Even if President Barack Obama succeeds in closing Guantanamo Bay, it doesn't mean the U.S. will be any closer to ending the war on terror. A former adviser to President George W. Bush suggested Wednesday that instead of locking up suspected terrorists, Obama has just been killing them with drones.
"This administration has decided they don't want to do detention, because the Bush administration got into trouble with detention, so now they're just going to kill people," John Bellinger, said at an event discussing the legality of drone killings Wednesday. Bellinger was legal adviser to the Department of State from 2005 to 2009 and legal adviser to the White House's National Security Counsel from 2001 to 2005.
Obama made a lot of noise earlier this week when he repeated a campaign promise to close the Guantanamo Bay prison camp amid a hunger strike that at least 100 detainees are participating in.
"I continue to believe that we've got to close Guantanamo," he said at a news conference Tuesday. "I think it is critical for us to understand that Guantanamo is not necessary to keep America safe. It is expensive. It is inefficient. It hurts us, in terms of our international standing. It lessens cooperation with our allies on counter-terrorism efforts. It is a recruitment tool for extremists. It needs to be closed."
Bellinger suggested Wednesday that Obama is using the same criteria Bush used to detain potential terrorists when deciding whether to put them on a kill list.
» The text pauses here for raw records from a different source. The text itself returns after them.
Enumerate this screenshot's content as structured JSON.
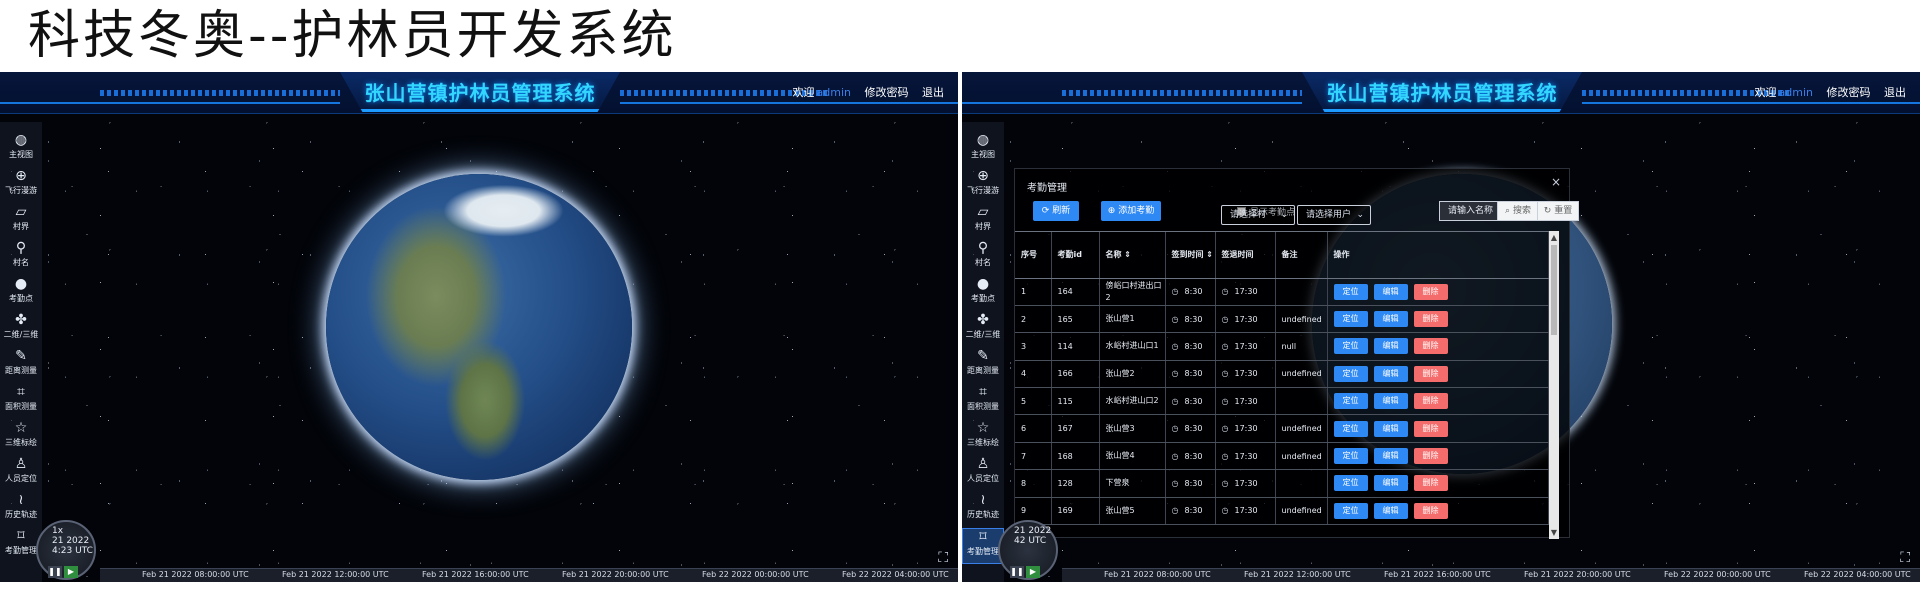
{
  "page_title": "科技冬奥--护林员开发系统",
  "header": {
    "title": "张山营镇护林员管理系统",
    "welcome": "欢迎",
    "username": "admin",
    "change_password": "修改密码",
    "logout": "退出"
  },
  "sidebar": {
    "items": [
      {
        "label": "主视图",
        "icon": "globe-icon"
      },
      {
        "label": "飞行漫游",
        "icon": "world-icon"
      },
      {
        "label": "村界",
        "icon": "boundary-icon"
      },
      {
        "label": "村名",
        "icon": "pin-icon"
      },
      {
        "label": "考勤点",
        "icon": "marker-icon"
      },
      {
        "label": "二维/三维",
        "icon": "clover-icon"
      },
      {
        "label": "距离测量",
        "icon": "ruler-icon"
      },
      {
        "label": "面积测量",
        "icon": "crop-icon"
      },
      {
        "label": "三维标绘",
        "icon": "pushpin-icon"
      },
      {
        "label": "人员定位",
        "icon": "person-icon"
      },
      {
        "label": "历史轨迹",
        "icon": "track-icon"
      },
      {
        "label": "考勤管理",
        "icon": "frame-icon"
      }
    ]
  },
  "clock": {
    "speed": "1x",
    "date": "21 2022",
    "time": "4:23 UTC",
    "date_right": "21 2022",
    "time_right": "42 UTC"
  },
  "timeline": {
    "ticks": [
      "Feb 21 2022 08:00:00 UTC",
      "Feb 21 2022 12:00:00 UTC",
      "Feb 21 2022 16:00:00 UTC",
      "Feb 21 2022 20:00:00 UTC",
      "Feb 22 2022 00:00:00 UTC",
      "Feb 22 2022 04:00:00 UTC"
    ]
  },
  "dialog": {
    "title": "考勤管理",
    "close": "×",
    "refresh": "刷新",
    "add": "添加考勤",
    "show_points": "显示考勤点",
    "select_village": "请选择村",
    "select_user": "请选择用户",
    "name_label": "请输入名称",
    "search": "搜索",
    "reset": "重置",
    "columns": [
      "序号",
      "考勤id",
      "名称 ⇕",
      "签到时间 ⇕",
      "签退时间",
      "备注",
      "操作"
    ],
    "actions": {
      "locate": "定位",
      "edit": "编辑",
      "delete": "删除"
    },
    "rows": [
      {
        "no": "1",
        "id": "164",
        "name": "傍峪口村进出口2",
        "checkin": "8:30",
        "checkout": "17:30",
        "note": ""
      },
      {
        "no": "2",
        "id": "165",
        "name": "张山营1",
        "checkin": "8:30",
        "checkout": "17:30",
        "note": "undefined"
      },
      {
        "no": "3",
        "id": "114",
        "name": "水峪村进山口1",
        "checkin": "8:30",
        "checkout": "17:30",
        "note": "null"
      },
      {
        "no": "4",
        "id": "166",
        "name": "张山营2",
        "checkin": "8:30",
        "checkout": "17:30",
        "note": "undefined"
      },
      {
        "no": "5",
        "id": "115",
        "name": "水峪村进山口2",
        "checkin": "8:30",
        "checkout": "17:30",
        "note": ""
      },
      {
        "no": "6",
        "id": "167",
        "name": "张山营3",
        "checkin": "8:30",
        "checkout": "17:30",
        "note": "undefined"
      },
      {
        "no": "7",
        "id": "168",
        "name": "张山营4",
        "checkin": "8:30",
        "checkout": "17:30",
        "note": "undefined"
      },
      {
        "no": "8",
        "id": "128",
        "name": "下营泉",
        "checkin": "8:30",
        "checkout": "17:30",
        "note": ""
      },
      {
        "no": "9",
        "id": "169",
        "name": "张山营5",
        "checkin": "8:30",
        "checkout": "17:30",
        "note": "undefined"
      }
    ]
  },
  "colors": {
    "header_title": "#33d6ff",
    "primary_button": "#2f89f5",
    "danger_button": "#f56c6c"
  }
}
But the secrecy surrounding the Central Intelligence Agency and Department of Defense's drone program makes it hard to say, according to Thomas Kean, former governor of New Jersey and co-chair of the 9/11 Commission.
"We have to talk about how to engage enemies abroad," he said. "We've always done that in the past with some sort of legal framework." He said that, at least publicly, the U.S. appears to be making up the rules of engagement as it goes along.
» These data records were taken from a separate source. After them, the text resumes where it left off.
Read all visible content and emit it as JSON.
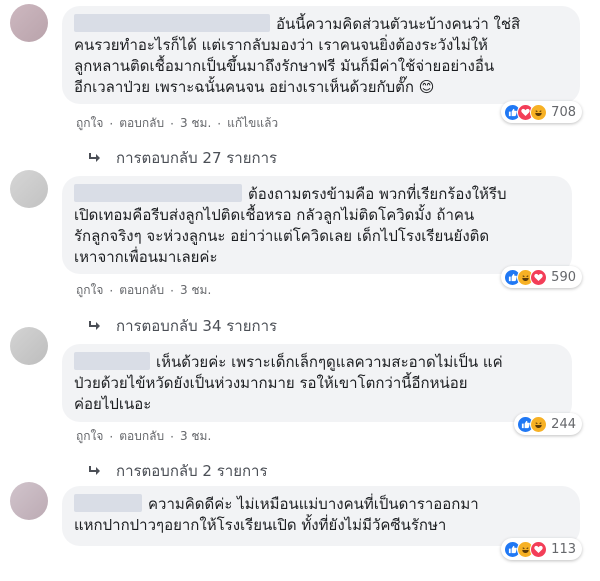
{
  "colors": {
    "like": "#2078f4",
    "love": "#f33e58",
    "haha": "#f7b125",
    "bubble": "#f2f3f5",
    "meta": "#65676b"
  },
  "comments": [
    {
      "text_lines": [
        "อันนี้ความคิดส่วนตัวนะบ้างคนว่า ใช่สิ",
        "คนรวยทำอะไรก็ได้ แต่เรากลับมองว่า เราคนจนยิ่งต้องระวังไม่ให้",
        "ลูกหลานติดเชื้อมากเป็นขึ้นมาถึงรักษาฟรี มันก็มีค่าใช้จ่ายอย่างอื่น",
        "อีกเวลาป่วย เพราะฉนั้นคนจน อย่างเราเห็นด้วยกับตั๊ก 😊"
      ],
      "reaction_icons": [
        "like-icon",
        "love-icon",
        "haha-icon"
      ],
      "reaction_count": "708",
      "like_label": "ถูกใจ",
      "reply_label": "ตอบกลับ",
      "time": "3 ชม.",
      "edited": "แก้ไขแล้ว",
      "replies_label": "การตอบกลับ 27 รายการ"
    },
    {
      "text_lines": [
        "ต้องถามตรงข้ามคือ พวกที่เรียกร้องให้รีบ",
        "เปิดเทอมคือรีบส่งลูกไปติดเชื้อหรอ กลัวลูกไม่ติดโควิดมั้ง ถ้าคน",
        "รักลูกจริงๆ จะห่วงลูกนะ อย่าว่าแต่โควิดเลย เด็กไปโรงเรียนยังติด",
        "เหาจากเพื่อนมาเลยค่ะ"
      ],
      "reaction_icons": [
        "like-icon",
        "haha-icon",
        "love-icon"
      ],
      "reaction_count": "590",
      "like_label": "ถูกใจ",
      "reply_label": "ตอบกลับ",
      "time": "3 ชม.",
      "replies_label": "การตอบกลับ 34 รายการ"
    },
    {
      "text_lines": [
        "เห็นด้วยค่ะ เพราะเด็กเล็กๆดูแลความสะอาดไม่เป็น แค่",
        "ป่วยด้วยไข้หวัดยังเป็นห่วงมากมาย รอให้เขาโตกว่านี้อีกหน่อย",
        "ค่อยไปเนอะ"
      ],
      "reaction_icons": [
        "like-icon",
        "haha-icon"
      ],
      "reaction_count": "244",
      "like_label": "ถูกใจ",
      "reply_label": "ตอบกลับ",
      "time": "3 ชม.",
      "replies_label": "การตอบกลับ 2 รายการ"
    },
    {
      "text_lines": [
        "ความคิดดีค่ะ ไม่เหมือนแม่บางคนที่เป็นดาราออกมา",
        "แหกปากปาวๆอยากให้โรงเรียนเปิด ทั้งที่ยังไม่มีวัคซีนรักษา"
      ],
      "reaction_icons": [
        "like-icon",
        "haha-icon",
        "love-icon"
      ],
      "reaction_count": "113"
    }
  ]
}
Over the past decade, the United States has engaged in at least 300 drone strikes in Pakistan, Afghanistan, Yemen, Iraq and Mali, taking out some high level al-Qaida operatives, but also killing somewhere in the neighborhood of 2,000 civilians, according to the Bureau of Investigative Journalism.
Philip Zelikow, director of the 9/11 Commission and a former legal counselor to the U.S. Department of State, admitted Wednesday that there have been some cases of mistaken identity in drone attacks.
"We've had a lot of trial and error with this, and now we've had some seasoning in how to make judgments on [who is an enemy combatant]," he said. "We have made hundreds, possibly thousands of those judgments in Afghanistan and Iraq, without even talking about the other [countries]. Not all of those judgments are accurate."
Bellinger said that while targeted killings aren't inherently bad or less desirable than detaining suspected terrorists, they are extremely unpopular in the countries where they're happening, losing popularity at home and seen as possibly illegal in much of the world.
Both Obama and Bush have had a hard time convincing the country's allies that the U.S. is still at war with al-Qaida
"The problem is no other country in the world has publicly agreed with the legality of our drone program. That's not a place the United States wants to be," he said. "There's a fundamental disagreement around the world about whether or not the U.S. is in a war at all. We are about the only country in the world that really thinks we are in an armed conflict with al-Qaida."
Hina Shamsi, director of the American Civil Liberties Union's National Security Project, argued that the U.S. has expanded the definition of "enemy combatant" to be far too broad.
"The reality is that the majority of the people being killed now are not senior level al-Qaida leaders, they are lower level insurgents who do not pose a threat to us," she said. "Whatever standard we are claiming to use today, we're going to have to accept it when other countries cite it back to us tomorrow [when other countries conduct drone strikes]."